Harassment of Muslims? Well they should really be more careful. After all this is not really their land right? Intimidation by Police? Just doing their jobs men! They have to keep the peace even if it takes force! The Bodu Bala Sena? Oh just harmless Bhikkhus. Ignore them. This is all just media hype! State sponsored violence? So paranoid! They saved us from the terrorists remember? Give them time. Watch them take us forward. Just give them… time.
We are sheep. What do we have in common with New Zealand? There too sheep outnumber humans! Yet people came to protest today. Not many, but we came. We were dispersed aggressively. Never mind. We saw firsthand that the Bodu Bala Sena is backed by the forces which are controlled by the State. We saw truth. Oh, we have known it all along. But today it could not be denied. Our government is behind terror. It is behind extremist Buddhist chauvinism. It needs another cause to keep our people fear ridden, to condone military presence. This is how dictatorships are built.

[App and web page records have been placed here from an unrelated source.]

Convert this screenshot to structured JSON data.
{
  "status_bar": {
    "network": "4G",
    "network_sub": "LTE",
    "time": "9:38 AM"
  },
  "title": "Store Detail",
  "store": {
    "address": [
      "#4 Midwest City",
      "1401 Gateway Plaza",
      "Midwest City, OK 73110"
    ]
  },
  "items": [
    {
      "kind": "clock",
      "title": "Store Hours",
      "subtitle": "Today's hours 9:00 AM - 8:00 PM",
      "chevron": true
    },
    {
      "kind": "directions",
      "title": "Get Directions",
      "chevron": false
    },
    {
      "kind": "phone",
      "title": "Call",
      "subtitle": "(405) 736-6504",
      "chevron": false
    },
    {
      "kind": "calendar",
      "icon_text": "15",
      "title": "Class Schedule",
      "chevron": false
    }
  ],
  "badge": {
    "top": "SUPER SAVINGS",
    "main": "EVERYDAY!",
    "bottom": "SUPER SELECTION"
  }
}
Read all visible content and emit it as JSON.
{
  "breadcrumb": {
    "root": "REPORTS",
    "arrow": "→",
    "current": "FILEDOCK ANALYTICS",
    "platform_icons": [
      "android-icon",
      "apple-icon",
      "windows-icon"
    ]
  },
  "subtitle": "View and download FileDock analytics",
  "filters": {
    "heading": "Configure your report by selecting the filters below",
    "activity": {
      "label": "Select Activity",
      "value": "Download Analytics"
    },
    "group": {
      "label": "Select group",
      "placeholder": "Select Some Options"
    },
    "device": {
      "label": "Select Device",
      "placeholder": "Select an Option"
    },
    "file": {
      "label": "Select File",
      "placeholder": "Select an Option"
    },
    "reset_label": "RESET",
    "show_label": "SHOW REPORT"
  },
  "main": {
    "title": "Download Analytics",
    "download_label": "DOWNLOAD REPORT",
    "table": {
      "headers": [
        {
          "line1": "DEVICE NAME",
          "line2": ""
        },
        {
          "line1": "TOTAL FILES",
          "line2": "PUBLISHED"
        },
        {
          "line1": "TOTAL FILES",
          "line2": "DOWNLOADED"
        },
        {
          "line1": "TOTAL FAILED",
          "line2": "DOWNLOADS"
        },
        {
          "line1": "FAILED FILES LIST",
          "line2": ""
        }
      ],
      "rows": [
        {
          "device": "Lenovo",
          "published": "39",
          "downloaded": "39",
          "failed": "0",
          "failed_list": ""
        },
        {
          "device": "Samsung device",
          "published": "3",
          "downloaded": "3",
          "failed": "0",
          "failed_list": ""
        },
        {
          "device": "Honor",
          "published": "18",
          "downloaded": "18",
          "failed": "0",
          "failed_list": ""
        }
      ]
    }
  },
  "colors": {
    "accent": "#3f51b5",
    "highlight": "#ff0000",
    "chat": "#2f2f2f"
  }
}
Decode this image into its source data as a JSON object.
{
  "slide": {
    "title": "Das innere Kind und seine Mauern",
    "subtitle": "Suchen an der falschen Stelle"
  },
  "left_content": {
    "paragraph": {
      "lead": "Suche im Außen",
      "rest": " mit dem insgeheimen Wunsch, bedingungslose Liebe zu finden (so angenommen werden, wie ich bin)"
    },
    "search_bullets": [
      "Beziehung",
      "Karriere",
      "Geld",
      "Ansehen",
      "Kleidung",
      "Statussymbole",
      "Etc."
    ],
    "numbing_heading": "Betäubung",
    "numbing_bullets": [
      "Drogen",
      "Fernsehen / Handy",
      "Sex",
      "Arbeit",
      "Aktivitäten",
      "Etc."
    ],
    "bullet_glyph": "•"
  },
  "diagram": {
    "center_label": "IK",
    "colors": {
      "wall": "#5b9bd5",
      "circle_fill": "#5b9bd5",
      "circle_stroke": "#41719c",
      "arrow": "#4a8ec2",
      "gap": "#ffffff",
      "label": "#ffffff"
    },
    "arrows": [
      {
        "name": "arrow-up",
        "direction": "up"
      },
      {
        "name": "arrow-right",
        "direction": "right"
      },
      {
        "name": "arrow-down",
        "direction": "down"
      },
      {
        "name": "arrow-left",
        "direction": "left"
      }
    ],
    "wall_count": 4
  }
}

The story goes a teacher once asked his students, ‘what is a democracy?’ and the reply: ‘a democracy is the freedom to elect our own dictators!’ This of course is what we’ve done. But who was it who said ‘you can fool some of the people all of the time, and all of the people some of the time, but you cannot fool all of the people all of the time.’ Ah, yes, Abraham Lincoln. So sheep no more! There are amongst us people who are good and able. Unafraid. So perhaps you were right Daddy. People came today. People who will stay and fight. The Police and the Bhikkhus made a mistake. They forgot that not all are always afraid. Sometimes aggression fuels the fire of protest. May it be so. May more of us ordinary, everyday citizens, rise up and protest. Forget our past? Forgive our governments? Give them time? No bl–dy way!
SCT – an ordinary citizen (A Personal Response to the quashing of the first anti BBS protest on Havelock Road)
ALSO SEE Thrishantha Nanyakkara: “An Open Message to Gotabaya Rajapaksa,” http://www.colombotelegraph.com/index.php/an-open-message-to-gotabaya-rajapaksa/
COMPARE … Malinda Seneviratne: “The BBS ‘Buddhists’, ‘Nightclub Buddhists’ And The ‘Vigil’ That I Saw,” http://www.colombotelegraph.com/index.php/the-bbs-buddhists-nightclub-buddhists-and-the-vigil-that-i-saw/…….NOTE the vibrant and tetchy blog debate around this essay.
ALSO SEE “Hate has no place in Lanka,” — http://www.dailymirror.lk/caption-story/28688-hate-has-no-place-in-lanka.html
The Middle Path by Arundathi Kurukulasuriya … has been deleted at her e request.